(20, 21, 29) (12, 35, 37) ( 9, 40, 41) (28, 45, 53)

(11, 60, 61) (16, 63, 65) (33, 56, 65) (48, 55, 73)

(13, 84, 85) (36, 77, 85) (39, 80, 89) (65, 72, 97)

Yeah yeah yeah…but a construction calculator gives you the EXACT length of the hypotenuse to within 1/16″ or even better, so you can measure right from your corner stakes and not have to pin stakes in at arbitrary locations. What a time saver. And far far far more accurate.

Gary

Yeah, Pythagorean Theorem! Something totally lost on me after high school until I starting building. Great explanation Gary and Mike.

Thank the Greeks for all the construction geometry we use every day to build accurate stuff. Also, any one know where to get a good greek Gyro?? :-)…

Sarantos

NJ relocated to SC.

A great free site with tons of different construction calculators is

http://www.blocklayer.com/Default.aspx

DeWalt has a App but only for the iPhone and iPad for now, http://dewalt.cengage.com/mobilepro/

Thanks for the continuing ed. !

Math is like baseball learn your fundamentals, practice and apply.

Pythagorean Theorem – and its variations solves most building squaring, rafter lengths in our trade.Rafter books with tables,

Framing squares with brace scales, rafter lengths, hundredths

scale were older forms of a calculator. I learned old fashioned way by

memorizing multiplication tables, long division over and over

pencil and paper. As calculators came out and improved over the years we must embrace the technology,anyone younger is how they live and breathe. Learn your vocabulary read the directions

that comes with the calculator , practice , practice, practice.

Use your neumonic- to remember such as oscar had a heap of apples etc. sine, cosine, tangent .

Great forum !!

The more we know , the easier to to choose an efficient calculation method to apply.

Hello! Since you seem like the triangle expert, is it possible to cut crown molding along the long side of the attached window (crown goes to the ceiling), then miter another crown molding piece on the vertical side? Please advise. Much appreciated!

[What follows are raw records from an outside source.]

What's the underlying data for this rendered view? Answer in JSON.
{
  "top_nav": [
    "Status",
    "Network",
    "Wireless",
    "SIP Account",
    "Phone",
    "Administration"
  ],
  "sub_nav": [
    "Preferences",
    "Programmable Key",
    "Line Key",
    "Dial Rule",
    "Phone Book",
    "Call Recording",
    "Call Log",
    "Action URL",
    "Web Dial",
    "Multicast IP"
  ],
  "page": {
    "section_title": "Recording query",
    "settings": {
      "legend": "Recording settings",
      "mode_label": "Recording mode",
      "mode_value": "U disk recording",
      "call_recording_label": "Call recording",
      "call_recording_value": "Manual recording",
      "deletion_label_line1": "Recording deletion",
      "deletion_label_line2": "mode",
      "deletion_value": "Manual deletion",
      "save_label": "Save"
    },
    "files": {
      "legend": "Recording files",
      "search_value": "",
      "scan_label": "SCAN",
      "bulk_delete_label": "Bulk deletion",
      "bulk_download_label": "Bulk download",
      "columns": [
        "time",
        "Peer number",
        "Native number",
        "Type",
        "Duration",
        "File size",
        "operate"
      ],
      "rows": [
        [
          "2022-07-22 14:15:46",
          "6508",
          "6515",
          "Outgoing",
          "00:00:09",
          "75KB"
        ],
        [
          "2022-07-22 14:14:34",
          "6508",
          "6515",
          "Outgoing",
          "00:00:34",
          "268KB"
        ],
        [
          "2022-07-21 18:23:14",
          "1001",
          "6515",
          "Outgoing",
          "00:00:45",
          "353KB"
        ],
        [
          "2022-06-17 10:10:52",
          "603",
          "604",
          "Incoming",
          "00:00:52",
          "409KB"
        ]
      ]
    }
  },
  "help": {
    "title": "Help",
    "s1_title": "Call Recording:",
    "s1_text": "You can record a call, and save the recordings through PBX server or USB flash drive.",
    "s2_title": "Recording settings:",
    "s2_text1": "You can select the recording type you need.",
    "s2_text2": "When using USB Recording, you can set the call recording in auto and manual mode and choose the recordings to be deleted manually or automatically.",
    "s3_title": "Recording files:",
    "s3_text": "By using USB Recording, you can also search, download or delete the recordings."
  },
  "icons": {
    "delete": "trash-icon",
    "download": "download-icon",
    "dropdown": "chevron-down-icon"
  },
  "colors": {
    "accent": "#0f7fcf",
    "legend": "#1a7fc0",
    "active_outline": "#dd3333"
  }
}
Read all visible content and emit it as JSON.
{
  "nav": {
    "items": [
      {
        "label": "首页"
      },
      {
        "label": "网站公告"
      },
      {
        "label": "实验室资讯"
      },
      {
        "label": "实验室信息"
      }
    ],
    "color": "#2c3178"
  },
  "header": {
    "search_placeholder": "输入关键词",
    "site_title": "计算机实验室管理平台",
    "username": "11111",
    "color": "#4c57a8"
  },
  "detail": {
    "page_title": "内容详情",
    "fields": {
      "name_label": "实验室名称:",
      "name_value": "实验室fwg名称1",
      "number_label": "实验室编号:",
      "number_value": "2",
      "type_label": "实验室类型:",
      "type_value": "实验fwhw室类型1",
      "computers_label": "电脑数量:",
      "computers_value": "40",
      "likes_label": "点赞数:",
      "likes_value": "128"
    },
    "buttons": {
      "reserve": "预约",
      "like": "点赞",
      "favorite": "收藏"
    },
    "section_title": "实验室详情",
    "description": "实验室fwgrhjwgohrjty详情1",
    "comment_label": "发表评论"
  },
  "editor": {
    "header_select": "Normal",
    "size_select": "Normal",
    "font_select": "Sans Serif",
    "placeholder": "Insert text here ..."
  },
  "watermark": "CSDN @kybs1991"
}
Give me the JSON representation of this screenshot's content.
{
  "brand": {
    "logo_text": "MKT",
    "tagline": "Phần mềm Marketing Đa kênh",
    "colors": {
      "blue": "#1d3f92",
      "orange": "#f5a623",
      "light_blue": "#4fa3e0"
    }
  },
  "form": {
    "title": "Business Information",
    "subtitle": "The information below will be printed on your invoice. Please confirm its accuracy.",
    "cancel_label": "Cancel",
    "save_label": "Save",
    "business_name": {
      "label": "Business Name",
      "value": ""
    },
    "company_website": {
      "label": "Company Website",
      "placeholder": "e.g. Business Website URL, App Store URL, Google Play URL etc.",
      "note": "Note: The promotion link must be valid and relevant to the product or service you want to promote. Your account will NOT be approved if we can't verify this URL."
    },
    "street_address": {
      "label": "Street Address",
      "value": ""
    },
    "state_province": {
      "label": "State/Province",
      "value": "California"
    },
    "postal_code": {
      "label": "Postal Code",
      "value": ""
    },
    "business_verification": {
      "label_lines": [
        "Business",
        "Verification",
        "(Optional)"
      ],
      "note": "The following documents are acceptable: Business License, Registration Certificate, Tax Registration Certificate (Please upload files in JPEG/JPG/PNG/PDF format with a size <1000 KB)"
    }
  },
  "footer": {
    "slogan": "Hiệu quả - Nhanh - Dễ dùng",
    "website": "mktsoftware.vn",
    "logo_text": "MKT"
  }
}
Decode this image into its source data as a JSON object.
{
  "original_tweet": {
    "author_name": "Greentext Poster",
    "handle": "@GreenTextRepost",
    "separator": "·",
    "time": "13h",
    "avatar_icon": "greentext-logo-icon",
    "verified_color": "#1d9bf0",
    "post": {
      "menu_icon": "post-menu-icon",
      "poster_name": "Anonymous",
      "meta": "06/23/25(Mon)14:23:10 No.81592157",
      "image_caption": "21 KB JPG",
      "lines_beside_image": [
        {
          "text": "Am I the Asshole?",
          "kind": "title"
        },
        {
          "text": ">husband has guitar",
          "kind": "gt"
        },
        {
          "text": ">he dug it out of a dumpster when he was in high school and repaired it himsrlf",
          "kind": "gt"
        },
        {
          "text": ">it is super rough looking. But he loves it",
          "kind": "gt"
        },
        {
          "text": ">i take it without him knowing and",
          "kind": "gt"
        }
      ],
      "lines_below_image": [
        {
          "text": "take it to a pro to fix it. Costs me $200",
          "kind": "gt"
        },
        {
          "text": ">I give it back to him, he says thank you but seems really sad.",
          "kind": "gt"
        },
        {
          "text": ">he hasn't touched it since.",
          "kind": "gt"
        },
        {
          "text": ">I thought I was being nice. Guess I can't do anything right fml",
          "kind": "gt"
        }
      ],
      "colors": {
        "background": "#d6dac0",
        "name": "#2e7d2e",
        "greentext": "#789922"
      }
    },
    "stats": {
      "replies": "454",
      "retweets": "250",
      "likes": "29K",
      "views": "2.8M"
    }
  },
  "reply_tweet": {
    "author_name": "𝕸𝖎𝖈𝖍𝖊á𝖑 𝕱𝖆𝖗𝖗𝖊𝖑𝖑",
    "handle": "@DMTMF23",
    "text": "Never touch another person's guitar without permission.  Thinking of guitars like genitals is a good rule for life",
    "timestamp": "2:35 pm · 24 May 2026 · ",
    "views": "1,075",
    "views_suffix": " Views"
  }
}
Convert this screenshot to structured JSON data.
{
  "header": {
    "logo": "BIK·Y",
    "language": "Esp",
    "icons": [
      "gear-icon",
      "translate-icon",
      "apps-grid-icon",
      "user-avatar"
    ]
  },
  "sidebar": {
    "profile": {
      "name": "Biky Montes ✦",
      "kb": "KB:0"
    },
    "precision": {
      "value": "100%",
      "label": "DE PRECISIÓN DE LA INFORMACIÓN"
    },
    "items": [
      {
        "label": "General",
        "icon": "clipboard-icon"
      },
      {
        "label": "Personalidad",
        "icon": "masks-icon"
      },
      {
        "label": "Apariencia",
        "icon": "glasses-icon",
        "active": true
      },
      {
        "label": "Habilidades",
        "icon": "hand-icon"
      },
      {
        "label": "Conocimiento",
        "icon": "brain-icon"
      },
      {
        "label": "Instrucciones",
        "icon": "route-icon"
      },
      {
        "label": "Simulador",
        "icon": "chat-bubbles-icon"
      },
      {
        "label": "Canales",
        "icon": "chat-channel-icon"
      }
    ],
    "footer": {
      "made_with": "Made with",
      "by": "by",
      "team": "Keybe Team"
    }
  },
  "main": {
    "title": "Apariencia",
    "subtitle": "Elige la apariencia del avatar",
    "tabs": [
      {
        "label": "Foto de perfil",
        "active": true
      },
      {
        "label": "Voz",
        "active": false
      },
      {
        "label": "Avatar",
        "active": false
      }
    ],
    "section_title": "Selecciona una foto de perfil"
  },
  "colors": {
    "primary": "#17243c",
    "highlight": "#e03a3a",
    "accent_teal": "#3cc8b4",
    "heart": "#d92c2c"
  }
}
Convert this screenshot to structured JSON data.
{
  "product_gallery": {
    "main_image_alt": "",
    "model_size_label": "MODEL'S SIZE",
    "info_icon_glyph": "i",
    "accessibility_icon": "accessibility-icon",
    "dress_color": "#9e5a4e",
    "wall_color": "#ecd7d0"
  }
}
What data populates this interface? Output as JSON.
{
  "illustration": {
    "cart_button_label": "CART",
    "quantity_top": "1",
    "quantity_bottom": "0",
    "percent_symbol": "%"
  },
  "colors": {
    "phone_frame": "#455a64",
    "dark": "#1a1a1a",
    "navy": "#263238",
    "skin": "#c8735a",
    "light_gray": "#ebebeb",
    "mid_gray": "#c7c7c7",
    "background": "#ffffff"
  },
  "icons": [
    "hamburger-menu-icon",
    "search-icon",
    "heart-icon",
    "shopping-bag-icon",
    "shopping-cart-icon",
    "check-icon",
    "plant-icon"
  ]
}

You can actually use Pythagorean for much more if you get the hang of it, even 3D distances are a breeze, especially if you use a calculator. I’m not sure of etiquette here but you can check out a nice explanation at “measure-any-distance-with-the-pythagorean-theorem” at Better Explained

Hope this is not a dumb question . I am really trying to learn. Under the heading “Finding Right Angles in Framing” using the bay pop-out illustration, that the diagrams do not show studs at 16″ on center? Would that not be a problem when covering the pop-out using standard 4’x8′ sheets of plywood or OSB?

I am laying a ceramic floor, and the architect has a spec of a 30 degree layout. Is there a formula or general idea to assure the 30 degree is correct….for instance 90 degree is a 6,8,10

Help I am a 45 degree master but this 30 degree has me stumped!

Seth, the rise of a 30-degree triangle is half the length of the diagonal (the diagonal is also called the hypotenuse). The run is not quite such a nice fraction, it is approximately 0.866 the length of the diagonal, or if you prefer 1.732 times the rise. Hope that helps.

Another application for your cabinet crown example would be trimming in the attic scuttle. You would subtract from your opening how much wood you want the drywall to sit on (usually 1/4″ each side). Then make your cut mark on the short side of your casing. Beginners stuff but I’ve seen a few guys struggle with figuring out the cuts on those.

I’m try to figure an easy way to figure out angle cots for windows. I make solar screens for the exterior of windows and figuring out the cut at the top using a 45 degree cut at the bottom. The bottom is square. Top has an angle like a trapazoid.